King v. Burwell: SCOTUS decision could change everything--or nothing

Across the web, experts and pundits debate meaning of the case, possible outcomes of ruling

On Friday, the Supreme Court announced it would hear the case of King v. Burwell, which challenges the legality of federal insurance subsidies. At issue is whether Congress intended to allow subsidies for consumers shopping on the federal health insurance exchange in addition to state-run marketplaces.

Around the Web, reaction to the news was mixed, with arguments ranging from "this could change everything" to "this is not big deal."

On the "change everything" end of the spectrum, many news outlets and pundits are already mourning the loss of healthcare reform. A New Republic headline proclaims: "The Supreme Court is now a death panel."

It cites as an example those who used their new coverage to finance life-saving treatments that would leave them in need of chronic care for the rest of their lives. "Take away the health law, and most of these organ transplant recipients and other patients would have become unable to afford their medications, and some of them would die."

Los Angeles Times analysis raises concerns that striking down subsidies would widen the gap between health insurance haves and have-nots. "If the Supreme Court rules against federal subsidies in the 36 non-exchange states and those states don't respond, the second class will fall further behind the rest of the country," writes Michael Hiltzik.

Other news outlets attempted to soothe pro-reformers' fears.

Over at Slate, for example, the clever headline "Obamacare is doomed! Everybody panic!" was followed up with the more reassuring subhead: "Not so fast, progressives.
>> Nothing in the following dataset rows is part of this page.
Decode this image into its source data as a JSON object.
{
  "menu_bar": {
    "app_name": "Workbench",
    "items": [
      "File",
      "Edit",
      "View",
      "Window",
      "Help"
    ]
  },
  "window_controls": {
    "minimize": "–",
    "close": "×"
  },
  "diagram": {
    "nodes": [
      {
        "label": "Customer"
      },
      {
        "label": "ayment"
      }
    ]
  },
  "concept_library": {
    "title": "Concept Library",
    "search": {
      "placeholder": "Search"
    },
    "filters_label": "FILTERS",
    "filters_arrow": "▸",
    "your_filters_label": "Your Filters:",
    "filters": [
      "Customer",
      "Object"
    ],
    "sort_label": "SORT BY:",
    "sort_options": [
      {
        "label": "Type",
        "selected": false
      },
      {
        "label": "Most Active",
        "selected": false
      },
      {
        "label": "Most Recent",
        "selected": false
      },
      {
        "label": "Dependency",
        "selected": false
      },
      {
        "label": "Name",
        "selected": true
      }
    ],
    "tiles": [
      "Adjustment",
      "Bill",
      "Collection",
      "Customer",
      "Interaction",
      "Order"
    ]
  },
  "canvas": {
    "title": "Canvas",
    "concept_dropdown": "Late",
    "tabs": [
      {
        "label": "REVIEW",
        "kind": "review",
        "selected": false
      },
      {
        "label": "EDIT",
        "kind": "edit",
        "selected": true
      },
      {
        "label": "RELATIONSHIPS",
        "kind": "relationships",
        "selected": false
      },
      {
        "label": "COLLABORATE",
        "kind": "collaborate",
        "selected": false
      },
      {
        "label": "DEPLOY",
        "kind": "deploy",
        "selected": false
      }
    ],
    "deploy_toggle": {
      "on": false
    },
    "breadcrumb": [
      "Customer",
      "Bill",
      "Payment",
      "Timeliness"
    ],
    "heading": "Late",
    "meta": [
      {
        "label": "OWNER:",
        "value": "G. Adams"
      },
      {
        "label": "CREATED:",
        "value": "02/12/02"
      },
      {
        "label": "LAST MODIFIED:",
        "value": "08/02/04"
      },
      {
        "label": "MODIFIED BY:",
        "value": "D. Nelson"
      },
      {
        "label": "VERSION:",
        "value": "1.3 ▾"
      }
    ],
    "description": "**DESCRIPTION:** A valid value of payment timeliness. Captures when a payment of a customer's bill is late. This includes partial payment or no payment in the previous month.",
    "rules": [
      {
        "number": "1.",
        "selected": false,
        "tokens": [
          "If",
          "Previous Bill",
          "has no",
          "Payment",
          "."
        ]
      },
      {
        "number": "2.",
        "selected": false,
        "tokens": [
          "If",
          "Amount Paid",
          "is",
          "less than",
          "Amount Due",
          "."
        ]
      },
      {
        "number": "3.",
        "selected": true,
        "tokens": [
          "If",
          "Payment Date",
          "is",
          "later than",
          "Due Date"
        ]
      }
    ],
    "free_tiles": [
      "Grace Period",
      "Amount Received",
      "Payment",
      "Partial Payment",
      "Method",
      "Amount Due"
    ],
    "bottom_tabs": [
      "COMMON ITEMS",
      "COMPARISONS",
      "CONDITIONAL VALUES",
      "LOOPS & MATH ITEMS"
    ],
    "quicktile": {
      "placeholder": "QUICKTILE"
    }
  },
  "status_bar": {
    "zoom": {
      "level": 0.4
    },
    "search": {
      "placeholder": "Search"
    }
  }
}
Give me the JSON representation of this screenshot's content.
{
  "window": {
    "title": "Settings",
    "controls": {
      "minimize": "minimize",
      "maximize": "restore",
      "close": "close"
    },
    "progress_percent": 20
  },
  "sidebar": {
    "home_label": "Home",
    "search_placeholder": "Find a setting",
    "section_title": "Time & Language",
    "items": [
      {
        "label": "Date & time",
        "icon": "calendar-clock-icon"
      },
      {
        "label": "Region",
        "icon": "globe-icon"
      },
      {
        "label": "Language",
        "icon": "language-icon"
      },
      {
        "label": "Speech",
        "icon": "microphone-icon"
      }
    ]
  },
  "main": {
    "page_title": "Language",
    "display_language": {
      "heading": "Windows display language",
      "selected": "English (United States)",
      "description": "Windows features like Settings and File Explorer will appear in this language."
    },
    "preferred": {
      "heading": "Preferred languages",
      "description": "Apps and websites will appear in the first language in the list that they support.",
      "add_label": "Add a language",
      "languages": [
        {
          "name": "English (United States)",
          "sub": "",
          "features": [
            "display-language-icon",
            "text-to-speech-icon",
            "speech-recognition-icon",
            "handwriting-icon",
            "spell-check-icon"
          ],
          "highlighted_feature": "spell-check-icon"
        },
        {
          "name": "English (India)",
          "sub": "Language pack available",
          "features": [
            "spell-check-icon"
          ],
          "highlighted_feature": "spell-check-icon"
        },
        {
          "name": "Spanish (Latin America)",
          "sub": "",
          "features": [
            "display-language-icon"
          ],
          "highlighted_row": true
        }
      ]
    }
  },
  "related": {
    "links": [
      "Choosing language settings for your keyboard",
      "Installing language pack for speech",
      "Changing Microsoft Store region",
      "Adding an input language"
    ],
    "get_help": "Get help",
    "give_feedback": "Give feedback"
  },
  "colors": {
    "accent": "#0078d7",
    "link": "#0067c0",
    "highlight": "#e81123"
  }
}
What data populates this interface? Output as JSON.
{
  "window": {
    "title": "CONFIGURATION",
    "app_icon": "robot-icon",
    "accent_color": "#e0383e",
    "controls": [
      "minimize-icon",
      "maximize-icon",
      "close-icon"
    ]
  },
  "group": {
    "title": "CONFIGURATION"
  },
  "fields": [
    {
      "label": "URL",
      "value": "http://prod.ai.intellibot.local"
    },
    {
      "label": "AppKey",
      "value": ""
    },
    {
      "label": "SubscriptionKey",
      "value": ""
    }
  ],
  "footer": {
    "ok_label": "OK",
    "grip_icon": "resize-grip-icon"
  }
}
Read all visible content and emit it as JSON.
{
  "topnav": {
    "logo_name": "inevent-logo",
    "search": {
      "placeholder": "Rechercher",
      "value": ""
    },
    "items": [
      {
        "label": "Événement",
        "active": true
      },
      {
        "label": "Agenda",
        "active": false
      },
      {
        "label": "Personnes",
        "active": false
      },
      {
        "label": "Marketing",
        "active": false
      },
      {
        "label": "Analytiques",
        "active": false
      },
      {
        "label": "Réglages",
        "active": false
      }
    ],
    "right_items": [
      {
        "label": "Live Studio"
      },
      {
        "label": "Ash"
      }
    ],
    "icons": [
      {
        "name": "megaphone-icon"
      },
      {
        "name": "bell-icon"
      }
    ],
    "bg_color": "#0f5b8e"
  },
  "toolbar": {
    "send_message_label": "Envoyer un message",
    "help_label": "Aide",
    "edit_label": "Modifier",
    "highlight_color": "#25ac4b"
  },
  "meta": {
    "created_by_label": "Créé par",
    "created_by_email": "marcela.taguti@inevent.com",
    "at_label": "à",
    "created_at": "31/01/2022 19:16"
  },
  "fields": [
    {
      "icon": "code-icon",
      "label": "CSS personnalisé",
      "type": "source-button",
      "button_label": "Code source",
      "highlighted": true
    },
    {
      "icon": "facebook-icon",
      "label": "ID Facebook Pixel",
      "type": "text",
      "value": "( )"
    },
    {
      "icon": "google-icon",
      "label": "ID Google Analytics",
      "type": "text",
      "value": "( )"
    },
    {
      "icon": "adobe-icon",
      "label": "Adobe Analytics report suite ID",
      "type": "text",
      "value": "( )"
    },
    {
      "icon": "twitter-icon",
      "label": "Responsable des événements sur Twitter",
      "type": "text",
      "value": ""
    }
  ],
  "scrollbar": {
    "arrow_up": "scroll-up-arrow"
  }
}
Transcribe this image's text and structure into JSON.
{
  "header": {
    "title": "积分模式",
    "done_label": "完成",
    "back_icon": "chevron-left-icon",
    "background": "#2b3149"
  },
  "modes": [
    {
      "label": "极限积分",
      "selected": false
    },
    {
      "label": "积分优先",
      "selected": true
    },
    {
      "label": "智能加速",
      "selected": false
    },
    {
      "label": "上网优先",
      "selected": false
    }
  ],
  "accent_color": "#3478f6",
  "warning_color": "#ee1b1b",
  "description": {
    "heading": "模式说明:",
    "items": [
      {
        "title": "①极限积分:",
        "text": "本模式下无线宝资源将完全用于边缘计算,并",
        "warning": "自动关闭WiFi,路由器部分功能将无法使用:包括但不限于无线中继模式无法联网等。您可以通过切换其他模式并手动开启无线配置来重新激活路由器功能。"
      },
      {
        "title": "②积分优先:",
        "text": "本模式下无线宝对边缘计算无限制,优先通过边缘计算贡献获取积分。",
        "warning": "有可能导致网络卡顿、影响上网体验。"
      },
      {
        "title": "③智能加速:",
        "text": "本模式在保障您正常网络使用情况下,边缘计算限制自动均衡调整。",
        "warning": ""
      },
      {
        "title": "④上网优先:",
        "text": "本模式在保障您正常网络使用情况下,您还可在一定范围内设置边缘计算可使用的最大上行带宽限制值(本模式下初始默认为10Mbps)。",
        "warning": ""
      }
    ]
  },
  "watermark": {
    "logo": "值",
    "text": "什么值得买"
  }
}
It's far from a sure thing that the Supreme Court will destroy the Affordable Care Act." The article argues that if the court strikes down subsidies, it will push more states into the "Obamacare fold."

"There's going to be a lot of pushback to yanking the subsidies out of the hands of the 4.6 million people that are already getting them," the article notes. "There is a difference between denying a benefit you never experienced and taking away a benefit that made your life immeasurably better for a brief period of time. If the court sides with the challengers, it is going to put pressure on the states that opted out of creating an exchange for ideological reasons to do something to ensure that those who can't afford it can get insurance."

Similarly, another New Republic article offers up eight reasons to "stop freaking out about the Supreme Court's next Obamacare case."